How much money can you squeeze out of a building? Rather a lot, it turns out. Since the National Australian Built Environment Rating System started to be used as a measuring stick for the energy efficiency of office buildings in 1998, more than $100 million a year has been shaved off power bills compared to 2010 levels. In terms of CO2 emissions, that’s the equivalent of taking 160,000 cars off the road.
Now the plan is to apply the same stringency to apartment buildings, with federal and state governments committed to funding a rating tool that will encourage sustainability upgrades and cut power bills.
When it is operational, with a test version expected early next year, the program will measure energy performance of apartments nation-wide on a scale of one to six stars, as part of the Australian National Energy Productivity Plan’s 2030 target to achieve a 40% increase in productivity of national energy usage.
Where the waste is
Egregious energy waste in apartment buildings often goes undetected, says NABERS national program manager Carlos Flores, because it is concealed within central services such as common lighting, lifts, heating, ventilation and air-conditioning systems, pool pumps, hot water systems, sensors and building management systems.
“A lot of us are good at managing energy that you can see and that you control, but when the energy is held centrally it becomes kind of invisible to most people occupying a building,” Flores says. “If no-one has any indication of how energy efficient or inefficient a building is, all of that becomes really invisible.”
Central consumption can make up to half the occupants’ energy costs in many apartment blocks, he says.
Standards for sustainability in residential apartments are contained in Section J of the Building Code of Australia, which a few experts in the industry reckon is ripe for improvement. “The apartment sector is one where government and a lot of people in the industry know, as a country, we could do a lot better,” Flores says.
Tool for the job
NABERS is working on developing an assessment tool with help from federal and state governments and local councils, who Flores says have been among the most enthusiastic advocates of the program since the apartment market is so concentrated to metropolitan centres. (NABERS is managed nationally by the NSW Office of Environment and Heritage on behalf of Commonwealth, state and territory governments.)
In the office market local councils City of Sydney and Melbourne have minimum requirements for NABERS ratings that are beyond the building code.

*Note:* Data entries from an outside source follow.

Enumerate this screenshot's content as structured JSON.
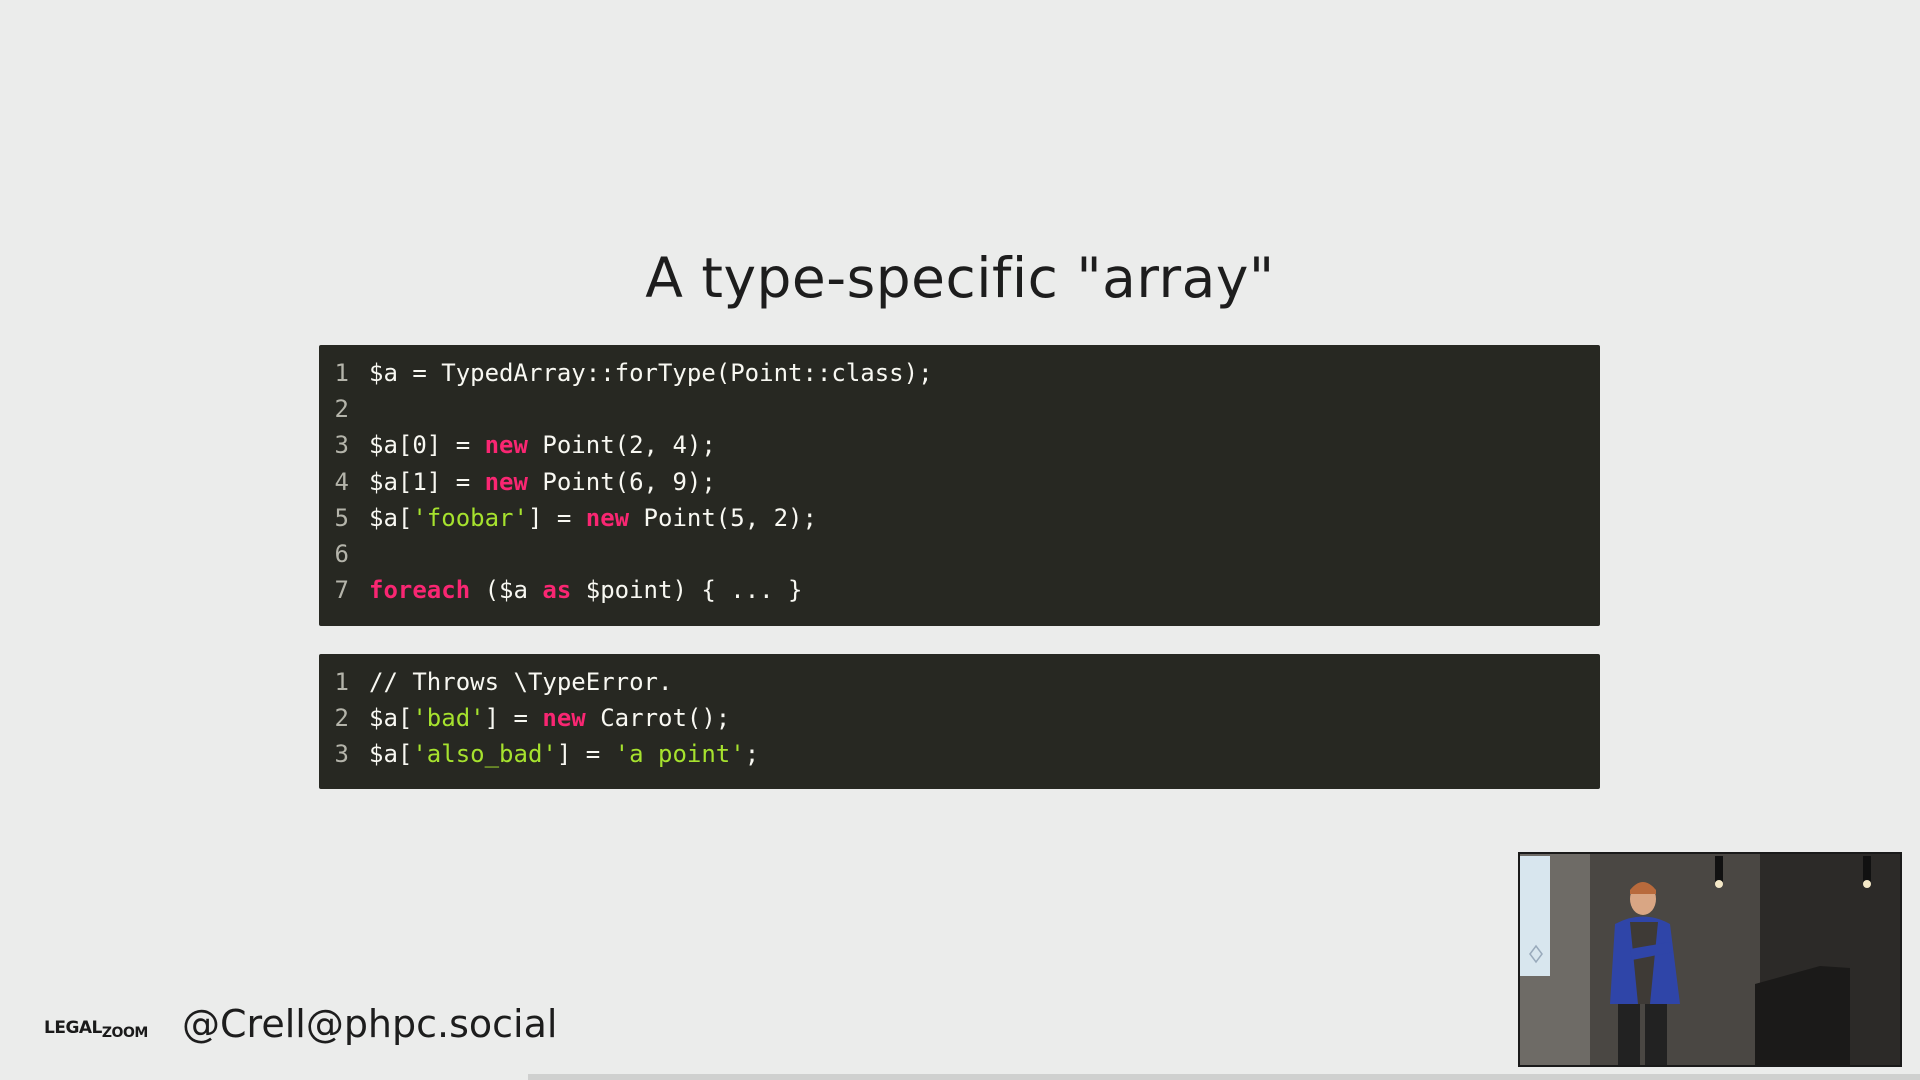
{
  "slide": {
    "title": "A type-specific \"array\"",
    "footer_logo_main": "LEGAL",
    "footer_logo_sub": "ZOOM",
    "footer_handle": "@Crell@phpc.social"
  },
  "code_block_1": {
    "lines": [
      {
        "n": "1",
        "segments": [
          {
            "t": "$a = TypedArray::forType(Point::class);",
            "c": "plain"
          }
        ]
      },
      {
        "n": "2",
        "segments": []
      },
      {
        "n": "3",
        "segments": [
          {
            "t": "$a[0] = ",
            "c": "plain"
          },
          {
            "t": "new",
            "c": "kw"
          },
          {
            "t": " Point(2, 4);",
            "c": "plain"
          }
        ]
      },
      {
        "n": "4",
        "segments": [
          {
            "t": "$a[1] = ",
            "c": "plain"
          },
          {
            "t": "new",
            "c": "kw"
          },
          {
            "t": " Point(6, 9);",
            "c": "plain"
          }
        ]
      },
      {
        "n": "5",
        "segments": [
          {
            "t": "$a[",
            "c": "plain"
          },
          {
            "t": "'foobar'",
            "c": "str"
          },
          {
            "t": "] = ",
            "c": "plain"
          },
          {
            "t": "new",
            "c": "kw"
          },
          {
            "t": " Point(5, 2);",
            "c": "plain"
          }
        ]
      },
      {
        "n": "6",
        "segments": []
      },
      {
        "n": "7",
        "segments": [
          {
            "t": "foreach",
            "c": "kw"
          },
          {
            "t": " ($a ",
            "c": "plain"
          },
          {
            "t": "as",
            "c": "kw"
          },
          {
            "t": " $point) { ... }",
            "c": "plain"
          }
        ]
      }
    ]
  },
  "code_block_2": {
    "lines": [
      {
        "n": "1",
        "segments": [
          {
            "t": "// Throws \\TypeError.",
            "c": "plain"
          }
        ]
      },
      {
        "n": "2",
        "segments": [
          {
            "t": "$a[",
            "c": "plain"
          },
          {
            "t": "'bad'",
            "c": "str"
          },
          {
            "t": "] = ",
            "c": "plain"
          },
          {
            "t": "new",
            "c": "kw"
          },
          {
            "t": " Carrot();",
            "c": "plain"
          }
        ]
      },
      {
        "n": "3",
        "segments": [
          {
            "t": "$a[",
            "c": "plain"
          },
          {
            "t": "'also_bad'",
            "c": "str"
          },
          {
            "t": "] = ",
            "c": "plain"
          },
          {
            "t": "'a point'",
            "c": "str"
          },
          {
            "t": ";",
            "c": "plain"
          }
        ]
      }
    ]
  },
  "video_overlay": {
    "icon": "speaker-video-icon"
  },
  "progress": {
    "fraction": 0.275
  },
  "colors": {
    "background": "#ebeceb",
    "code_bg": "#272822",
    "code_fg": "#f8f8f2",
    "keyword": "#f92672",
    "string": "#a6e22e",
    "line_number": "#b4b4aa"
  }
}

Such incentives don’t exist in the residential sector partly because there is no tool to apply. “Creating a tool for apartments opens the door for that.”
Some councils are considering subsidies or financial incentives and training, he says. “Many apartment buildings have strata structures, so it’s about working with the owners and renters of those buildings to create incentives.”
It won’t be easy. Landlords will be tempted by subsidies and incentives for sure, but what’s to stop them passing on the cost of upgrades to tenants — cancelling out the effect of lower energy bills. “I’m not saying it’s not going to be tough,” he says.
The NABERS program aimed at commercial buildings has been a terrific success because market incentives were obvious to owners. Buildings with a high NABERS rating are “worth more”, he says, and attract greater interest from buyers and tenants. But rewards go beyond lower energy bills, with tenants claiming to be happier in a “cleaner” environment. “That’s something we want to explore in the residential space.”
The program isn’t hoping to crack open the doors of tenants’ premises to enforce some energy efficiency at home, however, although Flores hints it may be on the cards. Victoria is furthest ahead on that front, he says, with its Energy Efficiency Scorecard service due to be offered to households in early 2017.
A trial of the energy rating service in 45 homes early this year found 85% of homes were uncomfortable in hot weather, heating was the largest cost in 78% of homes and 65% of residents could save money by improving the efficiency of their heating and sealing gaps.
The average efficiency rating for the sample of homes was three stars out of 10.
When it’s ready the residential NABERS scheme will also provide opportunities for sharing central plants, Flores says, including boilers and HVAC. “[In the commercial program] we’ve seen a lot of shared equipment installed to maximise the efficiency of all the buildings combined.”
In some parts of the world he says developers are rewarded with an extra floor for meeting or exceeding an excellent sustainability standard. That’s good for some, but what if it shades the neighbour’s rooftop solar system?